“Put aside the Ranger, become who you were born to be”

Weary beyond words, Hobbit companions Frodo and Sam continue their journey to destroy the One Ring, with the sinister Gollum still their guide. The film opens interestingly with Gollum’s origin story, capturing his descent into depravity and madness, finding the ring in much the same manner in which he lost it. The ring has the power to affect it’s bearer, and not for good.

With the battle of Helm’s Deep over and Saruman’s power gone, the attention focuses on the capital of Gondor, Minas Tirith. There the race of men must make a last stand before the growing might of an unseen enemy, while those visible are more of a threat than ever. “The Return of the King” in it’s way is as much Aragorn’s story as it is Frodo’s; a reluctant noble struggling to find his destiny who comes to accept and eventually embrace it under the tutelage of the White Wizard Gandalf. The subtle subtext of Aragorn’s relationship with Lady Arwen of the Elven realm leads to his triumph with no illusions for Eowyn, establishing a noble grace and dignity for the new King.

Upon my second viewing of the entire trilogy, I was surprised at how my attention was continually drawn to the character of Samwise Gamgee, Frodo’s faithful companion. This in large part to the excellent portrayal by Sean Astin, showing a range of emotions throughout the film that proffered him as the most well developed character of the story. He’s a loyal friend through thick and thin, understanding clearly that by the journey’s near end, Frodo’s mind may no longer be his own.

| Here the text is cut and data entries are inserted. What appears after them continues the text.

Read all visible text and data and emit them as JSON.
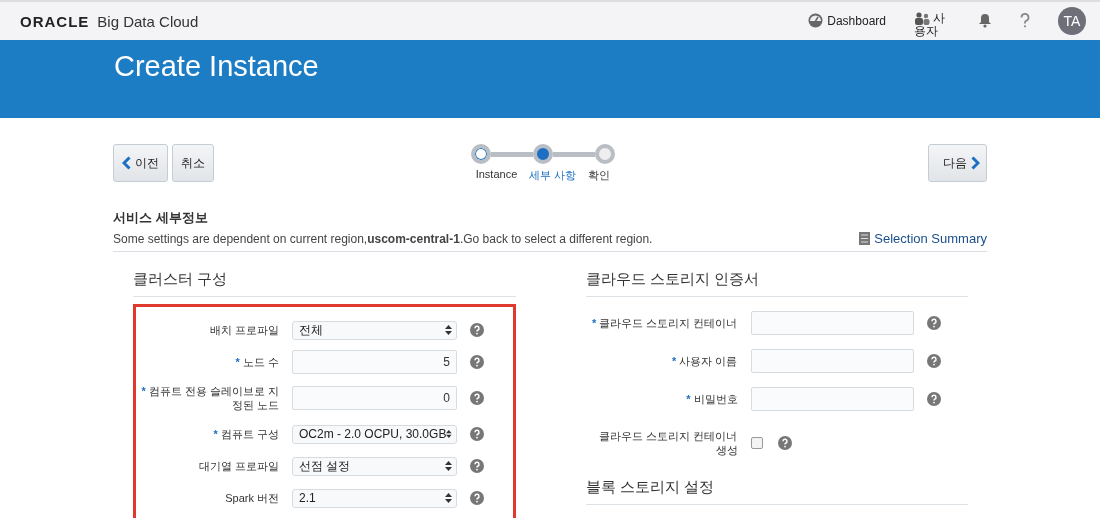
{
  "header": {
    "brand": "ORACLE",
    "product": "Big Data Cloud",
    "dashboard": "Dashboard",
    "user": "사용자",
    "avatar": "TA"
  },
  "banner": {
    "title": "Create Instance"
  },
  "nav": {
    "back": "이전",
    "cancel": "취소",
    "next": "다음"
  },
  "steps": [
    {
      "label": "Instance",
      "kind": "done"
    },
    {
      "label": "세부 사항",
      "kind": "current"
    },
    {
      "label": "확인",
      "kind": "todo"
    }
  ],
  "required_mark": "*",
  "section": {
    "title": "서비스 세부정보",
    "description": "Some settings are dependent on current region,**uscom-central-1**.Go back to select a different region.",
    "summary_link": "Selection Summary"
  },
  "cluster": {
    "title": "클러스터 구성",
    "fields": [
      {
        "label": "배치 프로파일",
        "kind": "select",
        "required": false,
        "value": "전체"
      },
      {
        "label": "노드 수",
        "kind": "input",
        "required": true,
        "value": "5"
      },
      {
        "label": "컴퓨트 전용 슬레이브로 지정된 노드",
        "kind": "input",
        "required": true,
        "value": "0"
      },
      {
        "label": "컴퓨트 구성",
        "kind": "select",
        "required": true,
        "value": "OC2m - 2.0 OCPU, 30.0GB"
      },
      {
        "label": "대기열 프로파일",
        "kind": "select",
        "required": false,
        "value": "선점 설정"
      },
      {
        "label": "Spark 버전",
        "kind": "select",
        "required": false,
        "value": "2.1"
      }
    ]
  },
  "storage": {
    "title": "클라우드 스토리지 인증서",
    "fields": [
      {
        "label": "클라우드 스토리지 컨테이너",
        "kind": "input",
        "required": true
      },
      {
        "label": "사용자 이름",
        "kind": "input",
        "required": true
      },
      {
        "label": "비밀번호",
        "kind": "input",
        "required": true
      },
      {
        "label": "클라우드 스토리지 컨테이너 생성",
        "kind": "checkbox",
        "required": false,
        "checked": false
      }
    ]
  },
  "block_storage": {
    "title": "블록 스토리지 설정"
  }
}
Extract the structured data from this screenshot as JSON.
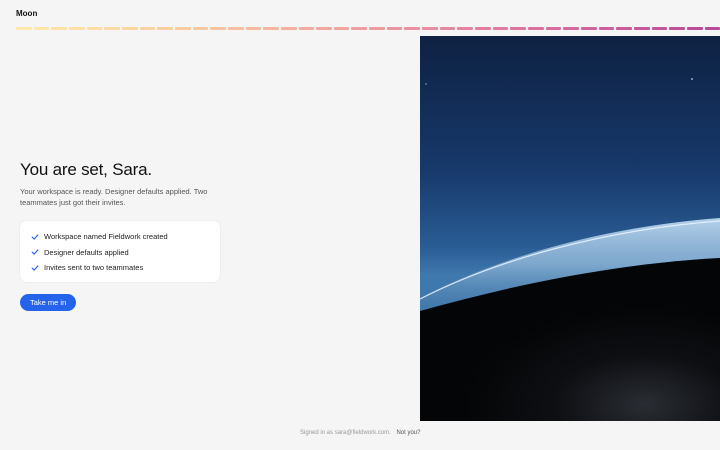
{
  "header": {
    "brand": "Moon",
    "progress": {
      "completed_fraction": 1.0,
      "colors": [
        "#fde9a8",
        "#fbd9a0",
        "#f7c3a0",
        "#f2a99f",
        "#e98fa1",
        "#dd76a0",
        "#cc5e9c",
        "#b84a97"
      ]
    }
  },
  "main": {
    "title": "You are set, Sara.",
    "subtitle": "Your workspace is ready. Designer defaults applied. Two teammates just got their invites.",
    "checklist": [
      {
        "label": "Workspace named Fieldwork created",
        "icon": "check-icon"
      },
      {
        "label": "Designer defaults applied",
        "icon": "check-icon"
      },
      {
        "label": "Invites sent to two teammates",
        "icon": "check-icon"
      }
    ],
    "cta_label": "Take me in"
  },
  "footer": {
    "signed_in_text": "Signed in as sara@fieldwork.com.",
    "not_you_label": "Not you?"
  },
  "colors": {
    "accent": "#2563eb",
    "check": "#2563eb",
    "background": "#f5f5f5"
  }
}
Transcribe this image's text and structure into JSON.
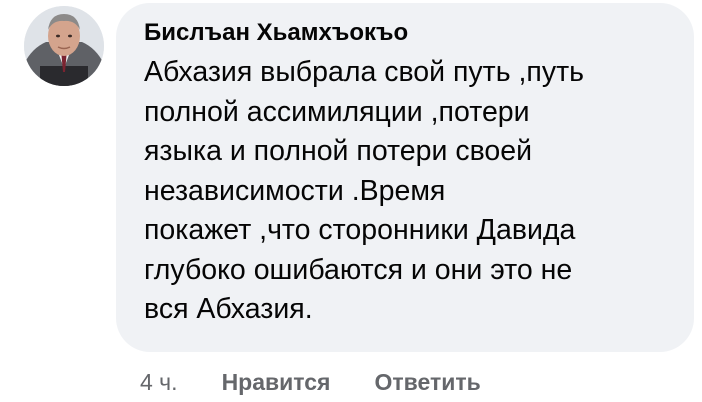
{
  "comment": {
    "author": "Бислъан Хьамхъокъо",
    "text": "Абхазия выбрала свой путь ,путь\nполной ассимиляции ,потери\nязыка и полной потери своей\nнезависимости .Время\nпокажет ,что сторонники Давида\nглубоко ошибаются и они это не\nвся Абхазия.",
    "time": "4 ч.",
    "like_label": "Нравится",
    "reply_label": "Ответить"
  },
  "colors": {
    "bubble": "#f0f2f5",
    "text": "#050505",
    "meta": "#65676b"
  }
}
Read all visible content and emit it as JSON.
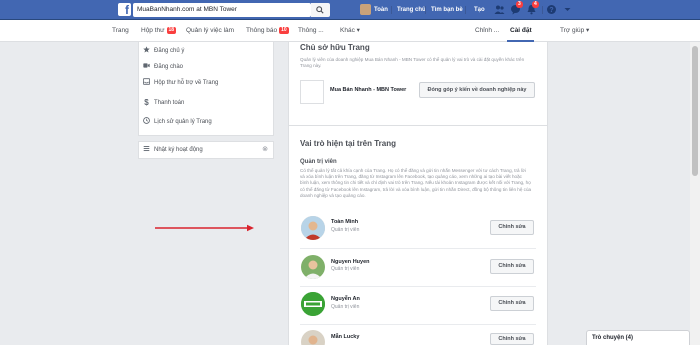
{
  "topbar": {
    "search_value": "MuaBanNhanh.com at MBN Tower",
    "user_name": "Toàn",
    "home": "Trang chủ",
    "find_friends": "Tìm bạn bè",
    "create": "Tạo",
    "messages_badge": "3",
    "notifications_badge": "4"
  },
  "pagenav": {
    "items": [
      "Trang",
      "Hộp thư",
      "Quản lý việc làm",
      "Thông báo",
      "Thông ...",
      "Khác ▾"
    ],
    "inbox_badge": "18",
    "notif_badge": "10",
    "edit": "Chỉnh ...",
    "settings": "Cài đặt",
    "help": "Trợ giúp ▾"
  },
  "sidebar": {
    "items": [
      "Đăng chủ ý",
      "Đăng chào",
      "Hộp thư hỗ trợ về Trang",
      "Thanh toán",
      "Lịch sử quản lý Trang"
    ],
    "activity_log": "Nhật ký hoạt động"
  },
  "owner": {
    "title": "Chủ sở hữu Trang",
    "description": "Quản lý viên của doanh nghiệp Mua Bán Nhanh - MBN Tower có thể quản lý vai trò và cài đặt quyền khác trên Trang này.",
    "name": "Mua Bán Nhanh - MBN Tower",
    "button": "Đóng góp ý kiến về doanh nghiệp này"
  },
  "roles": {
    "title": "Vai trò hiện tại trên Trang",
    "subheading": "Quản trị viên",
    "description": "Có thể quản lý tất cả khía cạnh của Trang. Họ có thể đăng và gửi tin nhắn Messenger với tư cách Trang, trả lời và xóa bình luận trên Trang, đăng từ Instagram lên Facebook, tạo quảng cáo, xem những ai tạo bài viết hoặc bình luận, xem thông tin chi tiết và chỉ định vai trò trên Trang. Nếu tài khoản Instagram được kết nối với Trang, họ có thể đăng từ Facebook lên Instagram, trả lời và xóa bình luận, gửi tin nhắn Direct, đồng bộ thông tin liên hệ của doanh nghiệp và tạo quảng cáo.",
    "people": [
      {
        "name": "Toàn Minh",
        "role": "Quản trị viên",
        "button": "Chỉnh sửa"
      },
      {
        "name": "Nguyen Huyen",
        "role": "Quản trị viên",
        "button": "Chỉnh sửa"
      },
      {
        "name": "Nguyễn An",
        "role": "Quản trị viên",
        "button": "Chỉnh sửa"
      },
      {
        "name": "Mẫn Lucky",
        "role": "",
        "button": "Chỉnh sửa"
      }
    ]
  },
  "chat": {
    "label": "Trò chuyện (4)"
  },
  "colors": {
    "brand": "#4267b2",
    "badge": "#fa3e3e",
    "annotation_arrow": "#d9232d"
  }
}
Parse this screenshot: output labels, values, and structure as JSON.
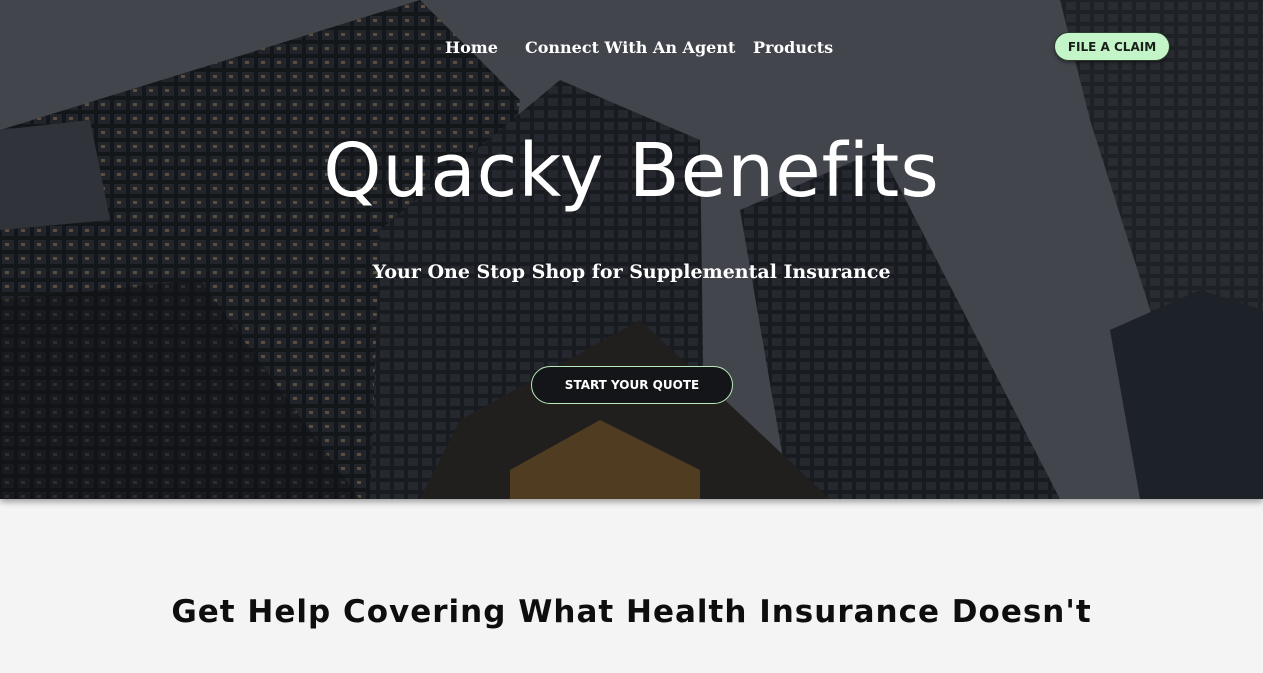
{
  "nav": {
    "links": [
      {
        "label": "Home"
      },
      {
        "label": "Connect With An Agent"
      },
      {
        "label": "Products"
      }
    ],
    "claim_button": "FILE A CLAIM"
  },
  "hero": {
    "title": "Quacky Benefits",
    "subtitle": "Your One Stop Shop for Supplemental Insurance",
    "cta_button": "START YOUR QUOTE"
  },
  "section": {
    "heading": "Get Help Covering What Health Insurance Doesn't"
  },
  "colors": {
    "claim_button_bg": "#c4f5c8",
    "cta_border": "#b9eab9",
    "page_bg": "#f4f4f4"
  }
}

Gimli is another character to keep a close eye on for the understated humor John Rhys-Davies brings to the story. The personal competition he began with Legolas (Orlando Bloom) in “The Two Towers” finds comic resonance here; as Legolas brings down a rampaging olyphant on the Pelennor Fields, Gimli tempers his congratulations with “That still only counts as one” – marvelous!

With the One Ring destroyed, so is Sauron’s awesome power, and a quest resolved for the fortunes of mankind. The film’s multiple endings encapsulate just as many feelings in the viewer, those of loyalty, honor, love, sacrifice and friendship. As a unit, the Lord of the Rings Trilogy stand as probably the ultimate in cinematic adventure to this point in time. Truly, I can only make one suggestion to make the series even more poignant, that for a film that reveals the discovery of the One Ring by Bilbo Baggins, the basis for the adventure that begins in “The Hobbit”.